Some reviews (of Super Bowl spots) are measuring brain waves, others are looking at consumer votes and some are just personal opinion. Well, we think we know what was behind some of the very good as well as some of the not-so-good efforts. It’s all about leveraging the unconscious factors that drive 95% of consumer decision-making, and the best way to do that is through behavioral economics.
That last sentence is gospel at Crosby. We have learned that it is critically important to invest in market research to learn what truly motivates your target audience. For example, we test messaging by constructing a series of statements and supportive points, each grounded in a different psychological motivator.
Crosby’s executive creative director, Joel Machak, has created a “cheat sheet” to explain how our Community-based Social Marketing programs use behavioral psychology to motivate behavior change. For instance, Joel lists four key motivational appeals:

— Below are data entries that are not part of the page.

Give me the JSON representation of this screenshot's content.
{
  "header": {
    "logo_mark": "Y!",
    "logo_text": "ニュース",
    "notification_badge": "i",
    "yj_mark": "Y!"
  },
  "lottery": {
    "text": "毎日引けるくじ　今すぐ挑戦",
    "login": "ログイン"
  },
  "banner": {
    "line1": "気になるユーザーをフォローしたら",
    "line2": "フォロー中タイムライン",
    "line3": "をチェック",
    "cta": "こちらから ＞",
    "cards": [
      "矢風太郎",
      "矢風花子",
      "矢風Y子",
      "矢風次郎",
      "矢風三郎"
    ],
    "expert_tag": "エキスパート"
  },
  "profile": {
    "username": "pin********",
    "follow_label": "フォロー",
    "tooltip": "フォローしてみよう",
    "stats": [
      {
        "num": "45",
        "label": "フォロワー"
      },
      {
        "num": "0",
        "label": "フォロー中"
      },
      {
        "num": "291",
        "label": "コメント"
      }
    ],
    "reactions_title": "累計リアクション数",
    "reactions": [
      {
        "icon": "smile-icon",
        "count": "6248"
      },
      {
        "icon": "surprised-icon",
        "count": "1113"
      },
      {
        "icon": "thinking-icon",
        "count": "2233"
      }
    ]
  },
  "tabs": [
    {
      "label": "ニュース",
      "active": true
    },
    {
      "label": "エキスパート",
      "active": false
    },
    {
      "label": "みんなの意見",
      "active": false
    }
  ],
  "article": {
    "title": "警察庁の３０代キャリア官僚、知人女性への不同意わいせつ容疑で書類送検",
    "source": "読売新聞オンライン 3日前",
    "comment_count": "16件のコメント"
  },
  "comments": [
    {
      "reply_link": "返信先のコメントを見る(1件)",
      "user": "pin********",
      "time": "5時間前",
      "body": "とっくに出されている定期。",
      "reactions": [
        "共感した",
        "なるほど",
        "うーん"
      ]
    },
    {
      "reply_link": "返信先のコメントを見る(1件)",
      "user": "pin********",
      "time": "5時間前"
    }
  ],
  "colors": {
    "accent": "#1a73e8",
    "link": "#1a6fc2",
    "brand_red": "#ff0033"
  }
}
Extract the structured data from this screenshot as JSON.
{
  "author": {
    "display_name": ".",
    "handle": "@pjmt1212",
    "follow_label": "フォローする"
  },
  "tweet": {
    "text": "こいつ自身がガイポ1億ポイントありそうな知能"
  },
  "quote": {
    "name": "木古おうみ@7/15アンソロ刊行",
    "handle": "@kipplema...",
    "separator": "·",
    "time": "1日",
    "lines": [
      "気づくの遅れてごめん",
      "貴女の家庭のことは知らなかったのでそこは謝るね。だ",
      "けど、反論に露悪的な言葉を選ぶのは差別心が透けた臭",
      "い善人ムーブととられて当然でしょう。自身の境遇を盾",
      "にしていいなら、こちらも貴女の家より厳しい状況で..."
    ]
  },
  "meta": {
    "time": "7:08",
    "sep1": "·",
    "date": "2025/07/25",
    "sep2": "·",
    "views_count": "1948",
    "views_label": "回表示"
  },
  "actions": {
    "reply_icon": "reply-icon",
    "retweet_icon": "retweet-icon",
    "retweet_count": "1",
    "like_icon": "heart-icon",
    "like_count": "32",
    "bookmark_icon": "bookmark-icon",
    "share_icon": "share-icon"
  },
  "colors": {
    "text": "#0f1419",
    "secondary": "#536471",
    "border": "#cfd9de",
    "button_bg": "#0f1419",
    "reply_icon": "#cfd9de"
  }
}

- Loss-framing: Loss-framing works better than gain-framing. Individuals are loss-averse. It is more motivating to present a potential loss of something valuable than to present a potential gain. The threat of losing something the individual already possesses, values, and wants to keep is a more powerful motivator than presenting a potential gain coming in the future.
- Deviance avoidance: Show the deviant behavior as socially unacceptable. The human mind is hard-wired to remember and avoid behaviors that lead to social rejection. Showing a person doing the undesired or bad behavior, who is subsequently shunned or rejected by his/her peers, can be very motivating.
- Intrinsic motivation: An intrinsic or personal identity/esteem-based appeal is more motivating than an extrinsic or external/material-based appeal. Presenting a positive and broadly accepted behavior or belief that can become part of the participant’s identity is powerfully attractive. People are drawn to “do the right thing” in order to take on the positive identity associated with the new behavior, in turn increasing their sense of esteem and their personally perceived value to the community.
- Normative belief: We are hard-wired to identify widely practiced behaviors and widely held beliefs as successful survival strategies. Individuals are strongly drawn to emulate the actions favored by the group. Present the desired behavior as the norm; as something that many other people value and do.
This one example of how to use the principles of behavioral economics should give you an idea of its value in marketing… and help drive that 95% of consumer decision making.